We changed telephone companies. We we paying BT about £70 a month for our telephone and internet access. We switched to Orange. Now we pay less than £30 a month for exactly the same thing. (Note: Don’t expect the savings to kick in quickly. BT took six weeks to finally let go of us.)
I changed karate schools. The dojo where I was training had started to feel more like a get the owner rich project and less like a martial arts school. (I blame the organisational structure, not my former sensei, for whom I have great respect.) As soon I got my black belt I started looking around for somewhere else to train. I found another dojo that teaches the same style, has an atmosphere that I prefer, and isn’t all about the money. It costs me £200 less per year!
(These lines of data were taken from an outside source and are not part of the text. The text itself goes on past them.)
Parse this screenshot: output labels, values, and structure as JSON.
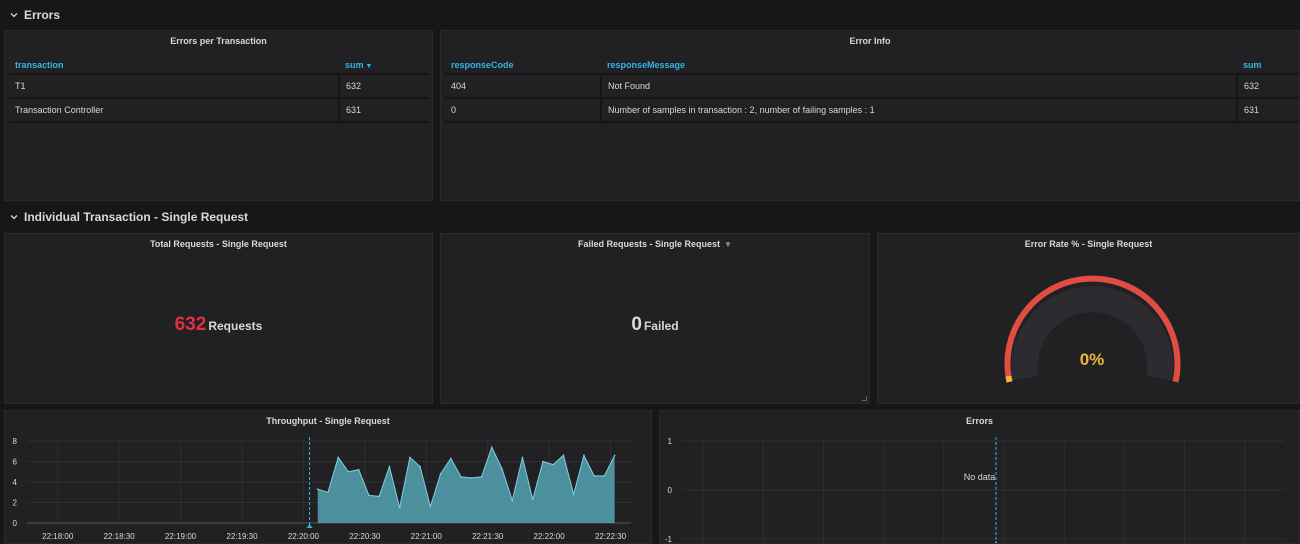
{
  "rows": {
    "errors": {
      "title": "Errors"
    },
    "individual": {
      "title": "Individual Transaction - Single Request"
    }
  },
  "errors_per_transaction": {
    "title": "Errors per Transaction",
    "columns": [
      "transaction",
      "sum"
    ],
    "rows": [
      [
        "T1",
        "632"
      ],
      [
        "Transaction Controller",
        "631"
      ]
    ]
  },
  "error_info": {
    "title": "Error Info",
    "columns": [
      "responseCode",
      "responseMessage",
      "sum"
    ],
    "rows": [
      [
        "404",
        "Not Found",
        "632"
      ],
      [
        "0",
        "Number of samples in transaction : 2, number of failing samples : 1",
        "631"
      ]
    ]
  },
  "total_requests": {
    "title": "Total Requests - Single Request",
    "value": "632",
    "unit": "Requests",
    "color": "#e02f44"
  },
  "failed_requests": {
    "title": "Failed Requests - Single Request",
    "value": "0",
    "unit": "Failed",
    "color": "#d8d9da"
  },
  "error_rate": {
    "title": "Error Rate % - Single Request",
    "value": "0%",
    "percent": 0,
    "gauge_color": "#e24d42",
    "value_color": "#eab839"
  },
  "throughput": {
    "title": "Throughput - Single Request"
  },
  "errors_chart": {
    "title": "Errors",
    "no_data": "No data"
  },
  "chart_data": [
    {
      "type": "area",
      "title": "Throughput - Single Request",
      "ylim": [
        0,
        8
      ],
      "y_ticks": [
        "0",
        "2",
        "4",
        "6",
        "8"
      ],
      "x_ticks": [
        "22:18:00",
        "22:18:30",
        "22:19:00",
        "22:19:30",
        "22:20:00",
        "22:20:30",
        "22:21:00",
        "22:21:30",
        "22:22:00",
        "22:22:30"
      ],
      "x_range": [
        "22:17:45",
        "22:22:40"
      ],
      "annotation_time": "22:20:03",
      "grid": true,
      "color": "#5bb5c7",
      "series": [
        {
          "x": [
            "22:20:07",
            "22:20:12",
            "22:20:17",
            "22:20:22",
            "22:20:27",
            "22:20:32",
            "22:20:37",
            "22:20:42",
            "22:20:47",
            "22:20:52",
            "22:20:57",
            "22:21:02",
            "22:21:07",
            "22:21:12",
            "22:21:17",
            "22:21:22",
            "22:21:27",
            "22:21:32",
            "22:21:37",
            "22:21:42",
            "22:21:47",
            "22:21:52",
            "22:21:57",
            "22:22:02",
            "22:22:07",
            "22:22:12",
            "22:22:17",
            "22:22:22",
            "22:22:27",
            "22:22:32"
          ],
          "values": [
            3.3,
            3.0,
            6.4,
            5.0,
            5.2,
            2.7,
            2.6,
            5.5,
            1.5,
            6.4,
            5.5,
            1.6,
            4.8,
            6.3,
            4.5,
            4.4,
            4.5,
            7.4,
            5.3,
            2.2,
            6.4,
            2.3,
            6.0,
            5.7,
            6.6,
            2.8,
            6.6,
            4.6,
            4.6,
            6.6
          ]
        }
      ]
    },
    {
      "type": "line",
      "title": "Errors",
      "ylim": [
        -1,
        1
      ],
      "y_ticks": [
        "1",
        "0",
        "-1"
      ],
      "grid": true,
      "series": []
    }
  ]
}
Those two simple changes are saving us £700 this year without affecting our lavish lifestyle even slightly. There are probably some places where you could very easily cut your expenses too.